Given entries Block Start

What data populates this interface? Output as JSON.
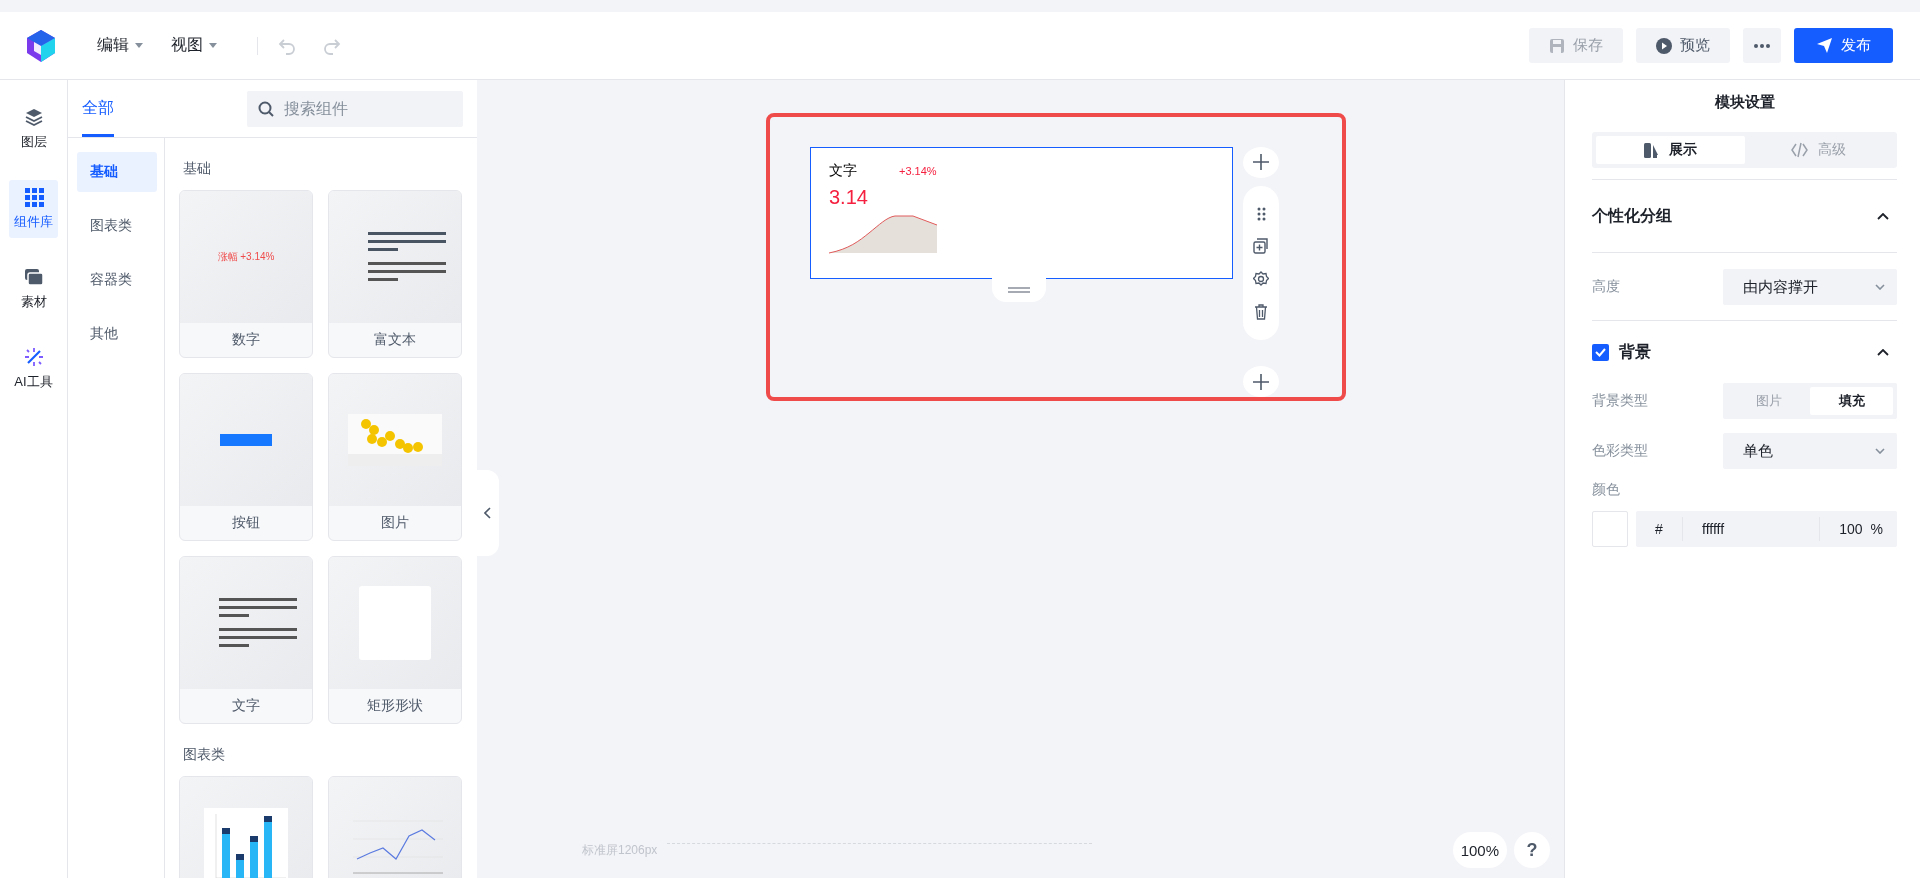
{
  "header": {
    "menus": [
      {
        "label": "编辑"
      },
      {
        "label": "视图"
      }
    ],
    "buttons": [
      {
        "kind": "save",
        "label": "保存",
        "disabled": true
      },
      {
        "kind": "preview",
        "label": "预览",
        "disabled": false
      },
      {
        "kind": "more",
        "disabled": false
      },
      {
        "kind": "publish",
        "label": "发布",
        "disabled": false
      }
    ]
  },
  "rail": [
    {
      "kind": "layers",
      "label": "图层",
      "selected": false
    },
    {
      "kind": "grid",
      "label": "组件库",
      "selected": true
    },
    {
      "kind": "cards",
      "label": "素材",
      "selected": false
    },
    {
      "kind": "ai",
      "label": "AI工具",
      "selected": false
    }
  ],
  "panel": {
    "tabs": [
      {
        "label": "全部",
        "selected": true
      }
    ],
    "search": {
      "placeholder": "搜索组件"
    },
    "categories": [
      {
        "label": "基础",
        "selected": true
      },
      {
        "label": "图表类",
        "selected": false
      },
      {
        "label": "容器类",
        "selected": false
      },
      {
        "label": "其他",
        "selected": false
      }
    ],
    "sections": [
      {
        "title": "基础",
        "items": [
          {
            "label": "数字",
            "kind": "number",
            "preview_text": "涨幅  +3.14%"
          },
          {
            "label": "富文本",
            "kind": "richtext"
          },
          {
            "label": "按钮",
            "kind": "button"
          },
          {
            "label": "图片"
          },
          {
            "label": "文字",
            "kind": "text"
          },
          {
            "label": "矩形形状",
            "kind": "rect"
          }
        ]
      },
      {
        "title": "图表类",
        "items": [
          {
            "kind": "bar"
          },
          {
            "kind": "line"
          }
        ]
      }
    ]
  },
  "canvas": {
    "module": {
      "title": "文字",
      "change": "+3.14%",
      "value": "3.14"
    },
    "screen_label": "标准屏1206px",
    "zoom": "100%",
    "help": "?"
  },
  "settings": {
    "title": "模块设置",
    "tabs": [
      {
        "kind": "display",
        "label": "展示",
        "selected": true
      },
      {
        "kind": "code",
        "label": "高级",
        "selected": false
      }
    ],
    "group": {
      "title": "个性化分组",
      "expanded": true
    },
    "height": {
      "label": "高度",
      "value": "由内容撑开"
    },
    "background": {
      "label": "背景",
      "checked": true,
      "expanded": true
    },
    "bg_type": {
      "label": "背景类型",
      "options": [
        {
          "label": "图片",
          "selected": false
        },
        {
          "label": "填充",
          "selected": true
        }
      ]
    },
    "color_type": {
      "label": "色彩类型",
      "value": "单色"
    },
    "color": {
      "label": "颜色",
      "hash": "#",
      "hex": "ffffff",
      "opacity": "100",
      "unit": "%"
    }
  }
}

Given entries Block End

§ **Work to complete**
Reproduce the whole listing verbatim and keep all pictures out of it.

§ **Written solution**
What data populates this interface? Output as JSON.
{
  "header": {
    "menus": [
      {
        "label": "编辑"
      },
      {
        "label": "视图"
      }
    ],
    "buttons": [
      {
        "kind": "save",
        "label": "保存",
        "disabled": true
      },
      {
        "kind": "preview",
        "label": "预览",
        "disabled": false
      },
      {
        "kind": "more",
        "disabled": false
      },
      {
        "kind": "publish",
        "label": "发布",
        "disabled": false
      }
    ]
  },
  "rail": [
    {
      "kind": "layers",
      "label": "图层",
      "selected": false
    },
    {
      "kind": "grid",
      "label": "组件库",
      "selected": true
    },
    {
      "kind": "cards",
      "label": "素材",
      "selected": false
    },
    {
      "kind": "ai",
      "label": "AI工具",
      "selected": false
    }
  ],
  "panel": {
    "tabs": [
      {
        "label": "全部",
        "selected": true
      }
    ],
    "search": {
      "placeholder": "搜索组件"
    },
    "categories": [
      {
        "label": "基础",
        "selected": true
      },
      {
        "label": "图表类",
        "selected": false
      },
      {
        "label": "容器类",
        "selected": false
      },
      {
        "label": "其他",
        "selected": false
      }
    ],
    "sections": [
      {
        "title": "基础",
        "items": [
          {
            "label": "数字",
            "kind": "number",
            "preview_text": "涨幅  +3.14%"
          },
          {
            "label": "富文本",
            "kind": "richtext"
          },
          {
            "label": "按钮",
            "kind": "button"
          },
          {
            "label": "图片"
          },
          {
            "label": "文字",
            "kind": "text"
          },
          {
            "label": "矩形形状",
            "kind": "rect"
          }
        ]
      },
      {
        "title": "图表类",
        "items": [
          {
            "kind": "bar"
          },
          {
            "kind": "line"
          }
        ]
      }
    ]
  },
  "canvas": {
    "module": {
      "title": "文字",
      "change": "+3.14%",
      "value": "3.14"
    },
    "screen_label": "标准屏1206px",
    "zoom": "100%",
    "help": "?"
  },
  "settings": {
    "title": "模块设置",
    "tabs": [
      {
        "kind": "display",
        "label": "展示",
        "selected": true
      },
      {
        "kind": "code",
        "label": "高级",
        "selected": false
      }
    ],
    "group": {
      "title": "个性化分组",
      "expanded": true
    },
    "height": {
      "label": "高度",
      "value": "由内容撑开"
    },
    "background": {
      "label": "背景",
      "checked": true,
      "expanded": true
    },
    "bg_type": {
      "label": "背景类型",
      "options": [
        {
          "label": "图片",
          "selected": false
        },
        {
          "label": "填充",
          "selected": true
        }
      ]
    },
    "color_type": {
      "label": "色彩类型",
      "value": "单色"
    },
    "color": {
      "label": "颜色",
      "hash": "#",
      "hex": "ffffff",
      "opacity": "100",
      "unit": "%"
    }
  }
}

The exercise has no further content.